Clegg admits, “campus has grown dramatically since I first stepped foot on campus, but it’s the older section that always holds that Chippewa charm.” She suggests finding a parking spot and exploring the green, open campus on foot. If you need a rest, she says, “sit at the nearby benches and feed the squirrels that have grown overly accustomed to humans.” If you find yourself getting hungry after all of that, Clegg says to finish with “a quick jaunt off campus to The Malt Shop, which has been serving up its iconic square pizza for the past 30 years.”
University of Michigan
The first university in our state – even before it was a state – the University of Michigan (Ann Arbor) is well known for its history of athletic and academic success. But Erin Bernhard, UM English alumna and former Awesome Mitten managing editor, says that there is so much more than that. “One of the best things about campus is how integrated it is into the town of Ann Arbor,” she says. The two blend almost seamlessly, with shops and studios interspersed with university buildings, and events (which happen frequently) are often targeted toward both communities.
What really makes Bernhard want to return, though, is the scenery. “Ivy covered buildings, exposed brick, and historic architecture makes everything – even simply walking to class – a little more perfect in the fall,” she reminisces. The variety of places to explore is a big factor too, she says: “You can’t beat studying or relaxing in the Law Library courtyard with the trees losing their leaves all around you. For sports enthusiasts, taking in a football game at the Big House is – or should be – on everyone’s bucket list. For those who want a quiet place, Nichols Arboretum is the perfect place for a quick, relaxing hike along the Huron River. All in all, autumn in Ann Arbor is what dreams are made of.”
Michigan State University
Obviously I wasn’t going to leave Michigan State University (East Lansing) off this list, so I’ve recruited Jennifer Orlando, journalism alumna and Awesome Mitten writer, to give her own take on what makes MSU’s campus great. She says that early Fall is “the best time to take advantage of all the scenic spots while visiting.” So where to go first? She says, “The Spartan Statue is a must-see spot. The statue is so majestic, but it looks particularly beautiful when all the surrounding trees and bushes turn colors.”
That’s not all. Orlando continues with a laundry list of other outdoor sightseeing activities: she names Beaumont Tower, the bridges over the Red Cedar River, Beal Botanical Garden, and Broad Art Museum just off the top of her head, each described with phrases like “breathtaking” and “beautiful reverence.” She adds that the best way to enjoy all of them is by stopping at the MSU Dairy Store for delicious and unique ice cream flavors (including one for every Big Ten Conference school) and then “taking a walk along the Red Cedar. It’s so pretty and you’ll get a good feel of just how expansive MSU’s campus is.”

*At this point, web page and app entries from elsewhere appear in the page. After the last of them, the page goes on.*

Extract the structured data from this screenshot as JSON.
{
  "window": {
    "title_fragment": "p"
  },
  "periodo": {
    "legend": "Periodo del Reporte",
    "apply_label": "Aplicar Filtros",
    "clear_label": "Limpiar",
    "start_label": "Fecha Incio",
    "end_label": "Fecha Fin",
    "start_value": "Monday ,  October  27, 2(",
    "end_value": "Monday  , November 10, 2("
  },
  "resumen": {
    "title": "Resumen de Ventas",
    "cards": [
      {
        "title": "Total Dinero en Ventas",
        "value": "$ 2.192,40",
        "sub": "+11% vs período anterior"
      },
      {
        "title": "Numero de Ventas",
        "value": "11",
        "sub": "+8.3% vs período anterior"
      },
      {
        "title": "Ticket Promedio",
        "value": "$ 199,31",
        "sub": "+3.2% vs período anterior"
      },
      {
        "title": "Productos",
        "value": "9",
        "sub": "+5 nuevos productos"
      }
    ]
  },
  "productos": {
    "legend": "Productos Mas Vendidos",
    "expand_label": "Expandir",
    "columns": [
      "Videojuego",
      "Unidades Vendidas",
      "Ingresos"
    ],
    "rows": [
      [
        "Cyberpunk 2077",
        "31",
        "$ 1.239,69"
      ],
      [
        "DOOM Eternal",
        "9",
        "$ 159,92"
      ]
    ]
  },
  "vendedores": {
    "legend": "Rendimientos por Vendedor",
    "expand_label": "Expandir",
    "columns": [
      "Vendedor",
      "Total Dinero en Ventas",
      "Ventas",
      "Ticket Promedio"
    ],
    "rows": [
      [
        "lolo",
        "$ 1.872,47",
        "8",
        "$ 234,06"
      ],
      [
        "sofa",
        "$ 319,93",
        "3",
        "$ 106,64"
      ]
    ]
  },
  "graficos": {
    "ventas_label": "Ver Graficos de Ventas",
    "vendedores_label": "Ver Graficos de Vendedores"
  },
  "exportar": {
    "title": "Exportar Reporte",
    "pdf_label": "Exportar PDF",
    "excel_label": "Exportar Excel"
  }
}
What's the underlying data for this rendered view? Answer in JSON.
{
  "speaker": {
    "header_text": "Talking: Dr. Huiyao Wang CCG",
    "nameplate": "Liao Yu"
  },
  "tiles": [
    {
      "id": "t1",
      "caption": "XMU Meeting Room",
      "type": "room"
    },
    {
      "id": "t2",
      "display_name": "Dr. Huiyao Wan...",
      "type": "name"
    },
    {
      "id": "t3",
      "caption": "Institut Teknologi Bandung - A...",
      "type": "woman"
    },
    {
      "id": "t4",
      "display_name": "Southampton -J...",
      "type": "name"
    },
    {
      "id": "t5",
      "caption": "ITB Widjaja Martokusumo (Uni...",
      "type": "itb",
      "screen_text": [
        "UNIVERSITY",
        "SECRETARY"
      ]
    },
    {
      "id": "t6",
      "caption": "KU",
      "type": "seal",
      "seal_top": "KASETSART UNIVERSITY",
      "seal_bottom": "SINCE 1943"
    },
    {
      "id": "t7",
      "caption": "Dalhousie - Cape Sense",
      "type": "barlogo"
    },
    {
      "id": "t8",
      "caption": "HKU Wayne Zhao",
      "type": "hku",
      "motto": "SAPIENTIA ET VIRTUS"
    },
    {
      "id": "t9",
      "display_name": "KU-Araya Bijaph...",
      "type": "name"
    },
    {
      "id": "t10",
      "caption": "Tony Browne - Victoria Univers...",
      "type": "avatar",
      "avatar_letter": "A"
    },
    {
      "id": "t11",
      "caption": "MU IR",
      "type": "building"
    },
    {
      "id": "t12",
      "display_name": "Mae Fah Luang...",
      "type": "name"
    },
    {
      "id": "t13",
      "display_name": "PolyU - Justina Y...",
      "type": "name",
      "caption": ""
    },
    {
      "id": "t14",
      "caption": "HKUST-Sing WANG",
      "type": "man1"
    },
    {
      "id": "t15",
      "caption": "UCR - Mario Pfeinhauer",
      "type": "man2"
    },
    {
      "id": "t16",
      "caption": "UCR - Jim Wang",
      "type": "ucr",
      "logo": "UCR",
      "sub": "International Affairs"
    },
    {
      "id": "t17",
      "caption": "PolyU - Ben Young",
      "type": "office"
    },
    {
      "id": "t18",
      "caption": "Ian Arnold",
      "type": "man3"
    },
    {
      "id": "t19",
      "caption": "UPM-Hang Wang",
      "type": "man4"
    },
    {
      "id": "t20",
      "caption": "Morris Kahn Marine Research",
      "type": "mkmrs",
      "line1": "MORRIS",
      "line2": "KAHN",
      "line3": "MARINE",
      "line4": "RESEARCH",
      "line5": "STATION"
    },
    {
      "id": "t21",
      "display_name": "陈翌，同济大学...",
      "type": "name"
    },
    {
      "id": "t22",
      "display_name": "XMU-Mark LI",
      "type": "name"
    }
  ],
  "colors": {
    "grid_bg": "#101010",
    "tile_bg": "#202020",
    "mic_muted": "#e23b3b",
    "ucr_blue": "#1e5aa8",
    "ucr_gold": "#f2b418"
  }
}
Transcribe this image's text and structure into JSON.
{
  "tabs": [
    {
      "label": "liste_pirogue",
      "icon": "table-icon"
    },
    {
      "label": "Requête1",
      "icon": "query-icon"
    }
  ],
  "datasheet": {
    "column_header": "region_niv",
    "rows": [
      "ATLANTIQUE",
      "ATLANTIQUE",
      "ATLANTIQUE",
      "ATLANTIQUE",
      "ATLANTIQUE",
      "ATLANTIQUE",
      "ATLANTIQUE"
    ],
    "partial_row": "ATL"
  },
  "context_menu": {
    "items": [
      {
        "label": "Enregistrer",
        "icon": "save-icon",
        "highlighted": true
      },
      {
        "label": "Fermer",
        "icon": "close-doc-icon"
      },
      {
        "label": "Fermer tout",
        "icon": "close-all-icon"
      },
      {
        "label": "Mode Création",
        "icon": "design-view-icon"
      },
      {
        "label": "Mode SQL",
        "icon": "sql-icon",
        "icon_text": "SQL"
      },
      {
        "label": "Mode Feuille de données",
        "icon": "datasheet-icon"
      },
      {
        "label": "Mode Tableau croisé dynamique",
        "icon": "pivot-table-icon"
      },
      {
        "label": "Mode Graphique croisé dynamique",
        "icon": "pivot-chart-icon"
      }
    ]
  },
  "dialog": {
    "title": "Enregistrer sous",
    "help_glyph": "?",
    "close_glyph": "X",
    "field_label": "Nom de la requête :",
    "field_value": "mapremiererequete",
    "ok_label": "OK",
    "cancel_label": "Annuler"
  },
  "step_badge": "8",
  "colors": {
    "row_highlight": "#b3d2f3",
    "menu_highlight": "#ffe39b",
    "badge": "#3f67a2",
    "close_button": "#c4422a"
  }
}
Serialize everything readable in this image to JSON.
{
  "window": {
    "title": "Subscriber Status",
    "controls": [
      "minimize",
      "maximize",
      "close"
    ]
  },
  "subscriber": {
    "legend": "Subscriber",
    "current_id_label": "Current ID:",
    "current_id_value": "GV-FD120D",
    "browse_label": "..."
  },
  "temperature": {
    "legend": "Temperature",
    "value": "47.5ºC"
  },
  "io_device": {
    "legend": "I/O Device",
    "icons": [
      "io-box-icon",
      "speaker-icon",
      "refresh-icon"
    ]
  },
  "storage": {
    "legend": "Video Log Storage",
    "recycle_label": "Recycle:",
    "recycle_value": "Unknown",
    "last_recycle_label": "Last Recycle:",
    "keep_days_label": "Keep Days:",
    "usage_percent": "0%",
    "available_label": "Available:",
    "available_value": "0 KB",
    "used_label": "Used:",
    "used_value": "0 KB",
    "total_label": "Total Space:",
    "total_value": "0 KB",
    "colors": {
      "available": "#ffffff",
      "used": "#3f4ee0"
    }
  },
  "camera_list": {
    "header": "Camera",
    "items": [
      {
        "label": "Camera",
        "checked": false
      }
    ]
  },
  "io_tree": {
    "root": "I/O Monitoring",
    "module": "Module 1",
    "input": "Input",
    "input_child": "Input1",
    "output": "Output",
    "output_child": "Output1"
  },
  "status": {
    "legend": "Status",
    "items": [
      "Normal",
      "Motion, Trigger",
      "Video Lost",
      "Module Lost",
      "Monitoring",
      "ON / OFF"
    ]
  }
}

What activities or sights would you suggest for visitors to your alma mater? Let us know in the comments!
Joel Heckaman is a longtime Michigan resident who loves the culture, scenery, beer and music of the mitten state. He is a Michigan State University alumnus and founder of the Middle of the Mitten local music festival.He is also a social media professional with experience working with MSU, UM, TEDxDetroit, the Big Three and other proud Michigan brands. You can find him talking about many of these things, as well as cheering on the Spartans and Red Wings, on Twitter and LinkedIn.